● **Study material**:
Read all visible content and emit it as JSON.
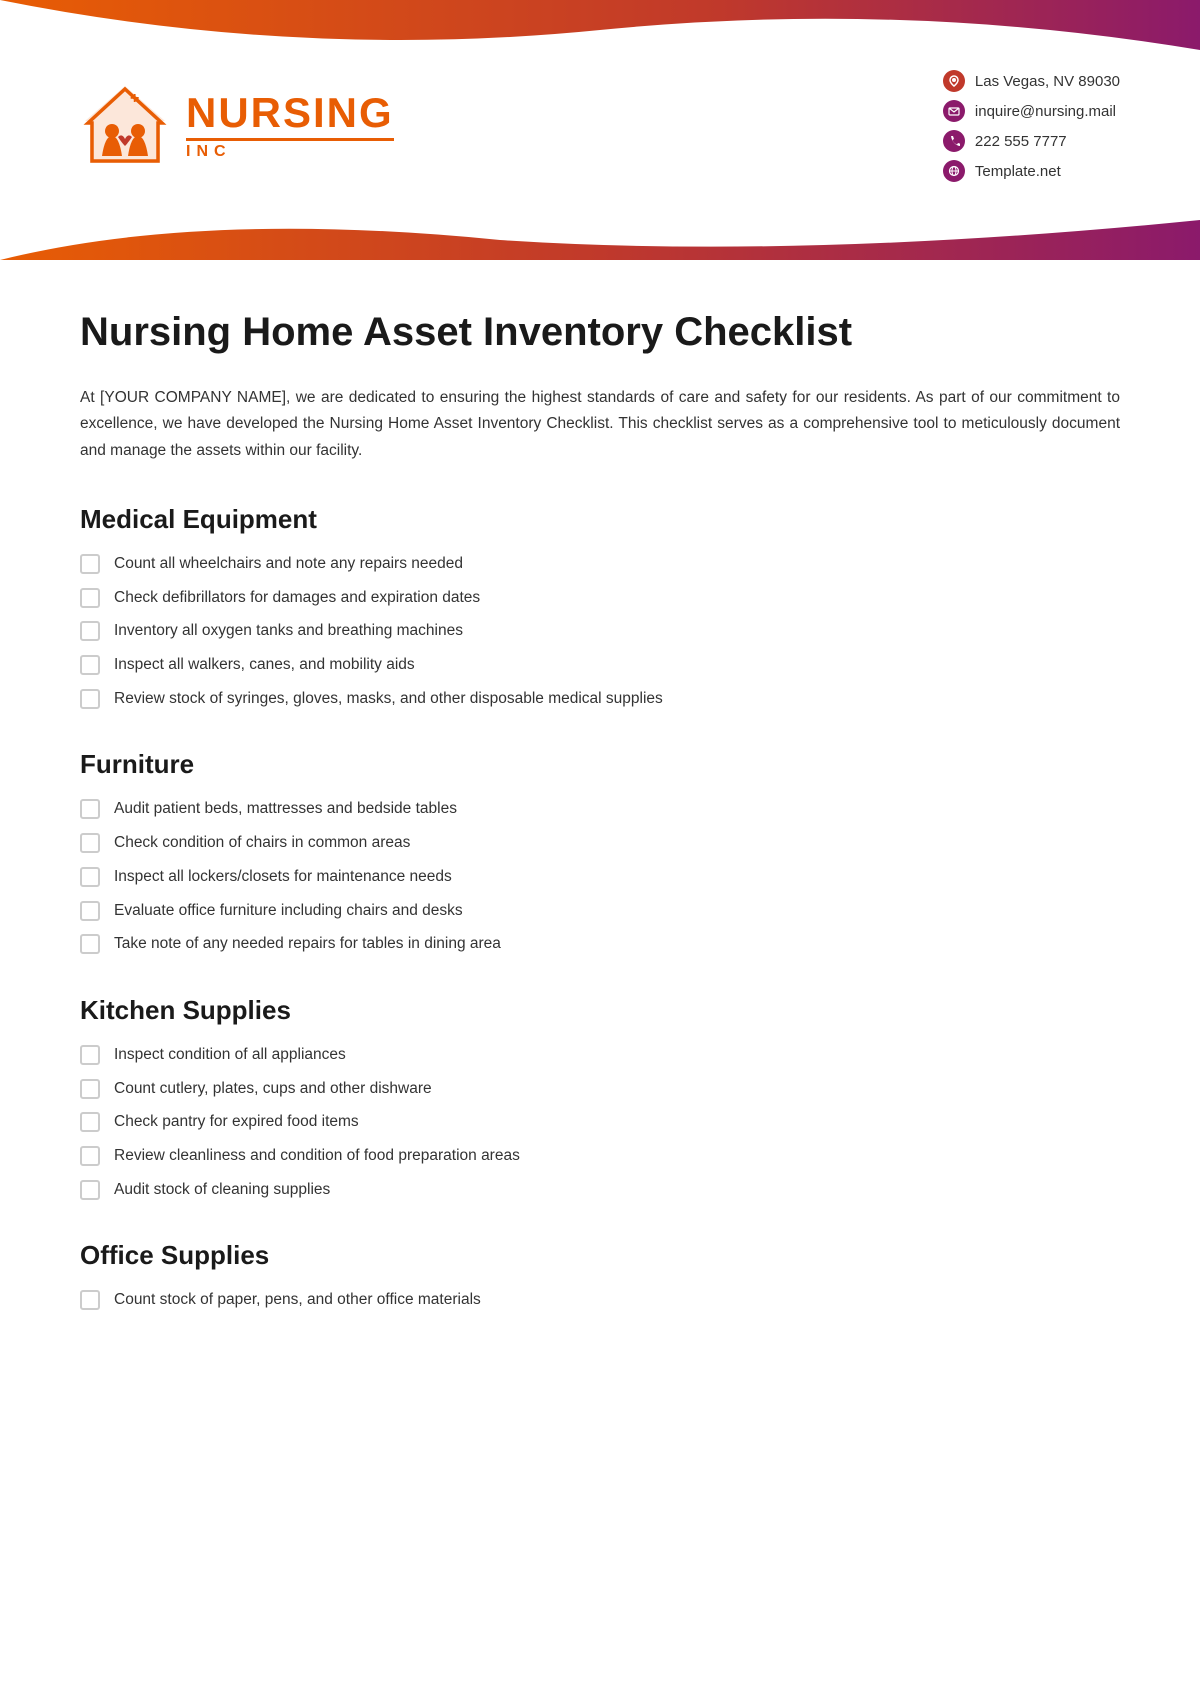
{
  "header": {
    "logo": {
      "name": "NURSING",
      "inc": "INC"
    },
    "contact": [
      {
        "type": "location",
        "icon": "📍",
        "text": "Las Vegas, NV 89030"
      },
      {
        "type": "email",
        "icon": "✉",
        "text": "inquire@nursing.mail"
      },
      {
        "type": "phone",
        "icon": "📞",
        "text": "222 555 7777"
      },
      {
        "type": "web",
        "icon": "🌐",
        "text": "Template.net"
      }
    ]
  },
  "page": {
    "title": "Nursing Home Asset Inventory Checklist",
    "intro": "At [YOUR COMPANY NAME], we are dedicated to ensuring the highest standards of care and safety for our residents. As part of our commitment to excellence, we have developed the Nursing Home Asset Inventory Checklist. This checklist serves as a comprehensive tool to meticulously document and manage the assets within our facility.",
    "sections": [
      {
        "title": "Medical Equipment",
        "items": [
          "Count all wheelchairs and note any repairs needed",
          "Check defibrillators for damages and expiration dates",
          "Inventory all oxygen tanks and breathing machines",
          "Inspect all walkers, canes, and mobility aids",
          "Review stock of syringes, gloves, masks, and other disposable medical supplies"
        ]
      },
      {
        "title": "Furniture",
        "items": [
          "Audit patient beds, mattresses and bedside tables",
          "Check condition of chairs in common areas",
          "Inspect all lockers/closets for maintenance needs",
          "Evaluate office furniture including chairs and desks",
          "Take note of any needed repairs for tables in dining area"
        ]
      },
      {
        "title": "Kitchen Supplies",
        "items": [
          "Inspect condition of all appliances",
          "Count cutlery, plates, cups and other dishware",
          "Check pantry for expired food items",
          "Review cleanliness and condition of food preparation areas",
          "Audit stock of cleaning supplies"
        ]
      },
      {
        "title": "Office Supplies",
        "items": [
          "Count stock of paper, pens, and other office materials"
        ]
      }
    ]
  }
}
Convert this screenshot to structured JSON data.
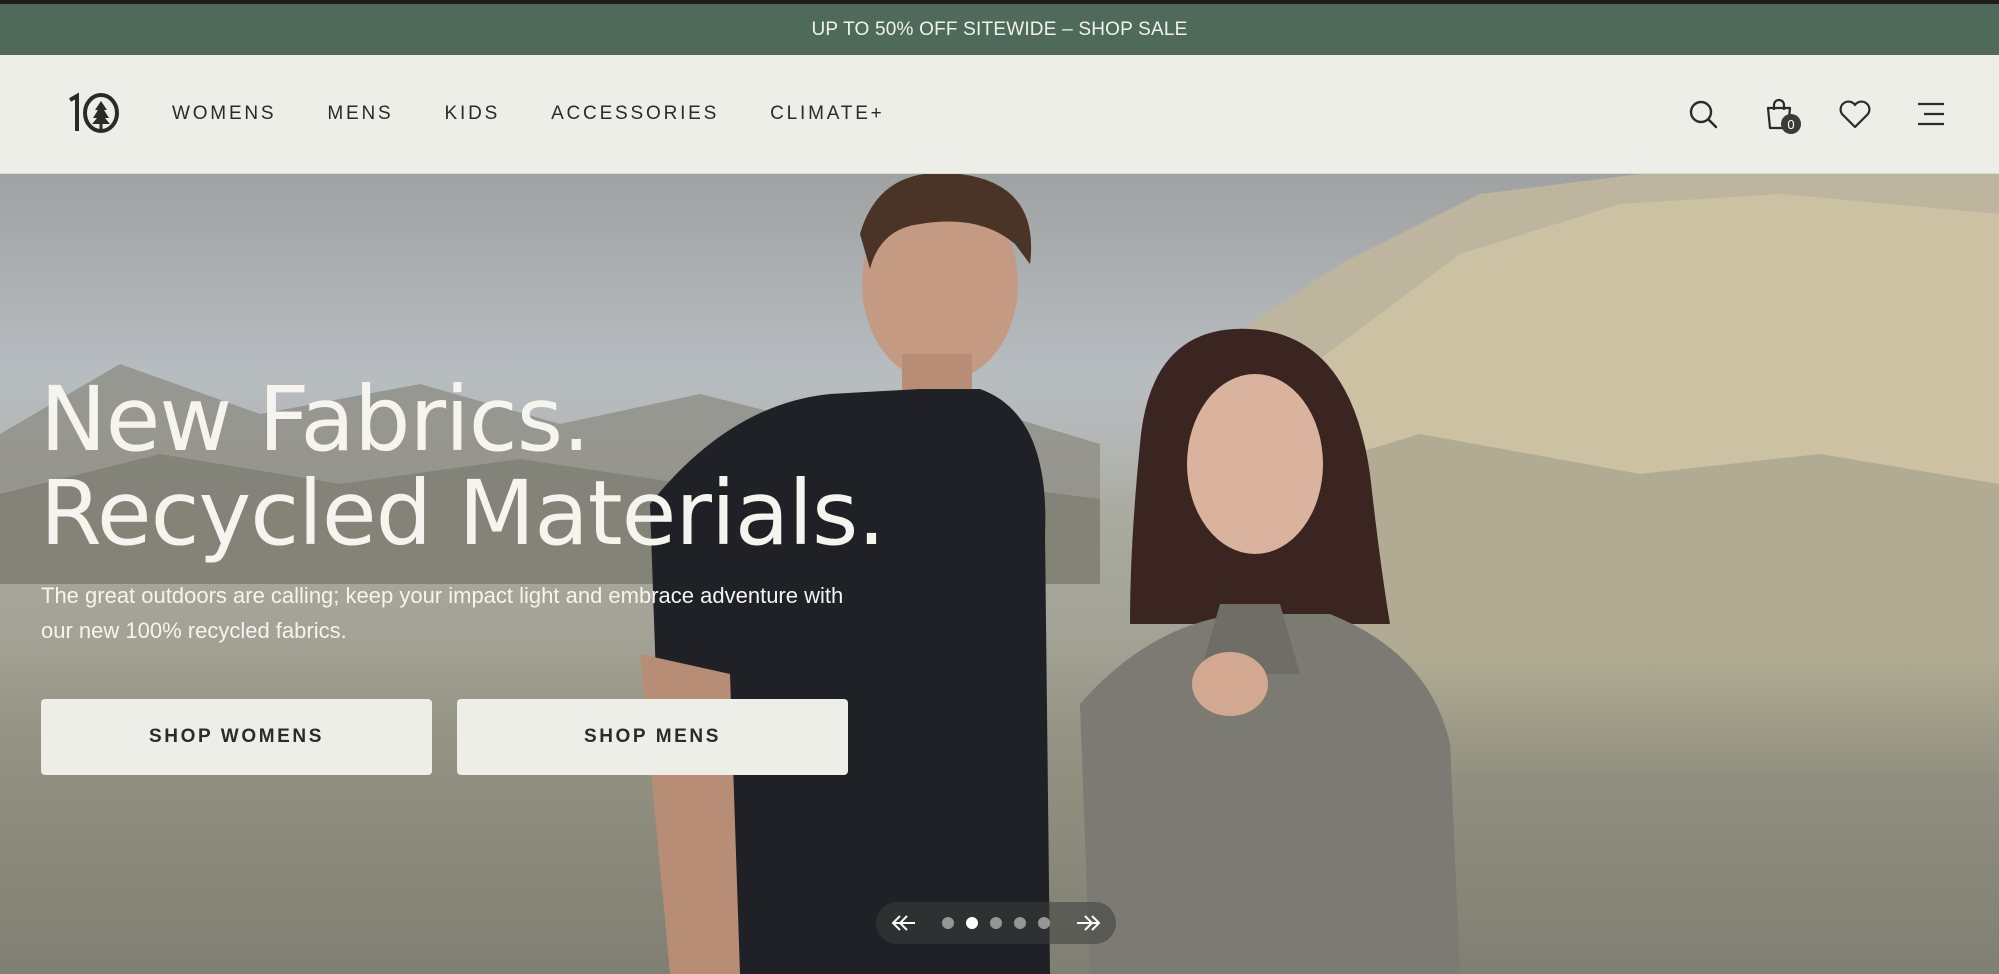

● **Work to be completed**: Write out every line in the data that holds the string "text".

● **Result of the task**:
        "text": "Las Vegas, NV 89030"
        "text": "inquire@nursing.mail"
        "text": "222 555 7777"
        "text": "Template.net"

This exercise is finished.